:: Extracted data ::

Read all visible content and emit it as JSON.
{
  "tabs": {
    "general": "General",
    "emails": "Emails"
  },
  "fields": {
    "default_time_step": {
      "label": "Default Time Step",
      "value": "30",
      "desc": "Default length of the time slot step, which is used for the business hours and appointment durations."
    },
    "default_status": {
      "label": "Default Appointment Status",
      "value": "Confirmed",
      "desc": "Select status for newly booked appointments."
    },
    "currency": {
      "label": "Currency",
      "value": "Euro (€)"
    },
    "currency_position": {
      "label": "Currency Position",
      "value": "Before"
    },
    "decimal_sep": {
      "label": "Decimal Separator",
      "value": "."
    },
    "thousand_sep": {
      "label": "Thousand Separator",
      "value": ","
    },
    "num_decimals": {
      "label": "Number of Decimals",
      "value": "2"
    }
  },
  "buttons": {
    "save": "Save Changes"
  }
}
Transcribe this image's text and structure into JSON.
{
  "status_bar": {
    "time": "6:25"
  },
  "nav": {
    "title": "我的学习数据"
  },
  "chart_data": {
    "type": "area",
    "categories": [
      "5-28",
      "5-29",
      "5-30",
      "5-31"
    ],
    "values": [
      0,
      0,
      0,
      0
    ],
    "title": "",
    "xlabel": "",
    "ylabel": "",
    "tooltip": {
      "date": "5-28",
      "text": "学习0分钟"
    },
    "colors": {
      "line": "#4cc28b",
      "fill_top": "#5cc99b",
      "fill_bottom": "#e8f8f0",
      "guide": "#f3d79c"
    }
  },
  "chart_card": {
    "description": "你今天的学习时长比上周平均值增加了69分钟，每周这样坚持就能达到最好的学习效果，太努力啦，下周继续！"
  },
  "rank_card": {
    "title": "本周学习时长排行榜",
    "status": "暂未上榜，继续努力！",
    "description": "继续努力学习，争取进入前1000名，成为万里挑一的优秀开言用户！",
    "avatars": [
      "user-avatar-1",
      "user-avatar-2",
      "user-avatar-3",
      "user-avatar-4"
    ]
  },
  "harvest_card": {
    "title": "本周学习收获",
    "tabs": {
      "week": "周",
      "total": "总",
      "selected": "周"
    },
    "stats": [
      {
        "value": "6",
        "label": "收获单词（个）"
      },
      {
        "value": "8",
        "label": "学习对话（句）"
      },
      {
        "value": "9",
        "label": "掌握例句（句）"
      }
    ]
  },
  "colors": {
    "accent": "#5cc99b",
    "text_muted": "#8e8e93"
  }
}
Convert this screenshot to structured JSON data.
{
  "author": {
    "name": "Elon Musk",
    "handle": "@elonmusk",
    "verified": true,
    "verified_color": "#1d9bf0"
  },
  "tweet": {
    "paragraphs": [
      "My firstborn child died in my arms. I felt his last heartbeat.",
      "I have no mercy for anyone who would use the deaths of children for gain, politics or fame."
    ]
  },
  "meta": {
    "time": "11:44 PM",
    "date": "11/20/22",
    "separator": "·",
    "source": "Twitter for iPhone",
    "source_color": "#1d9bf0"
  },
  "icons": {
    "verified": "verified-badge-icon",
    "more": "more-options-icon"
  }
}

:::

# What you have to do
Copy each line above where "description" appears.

# Output for this task
    "description": "你今天的学习时长比上周平均值增加了69分钟，每周这样坚持就能达到最好的学习效果，太努力啦，下周继续！"
    "description": "继续努力学习，争取进入前1000名，成为万里挑一的优秀开言用户！",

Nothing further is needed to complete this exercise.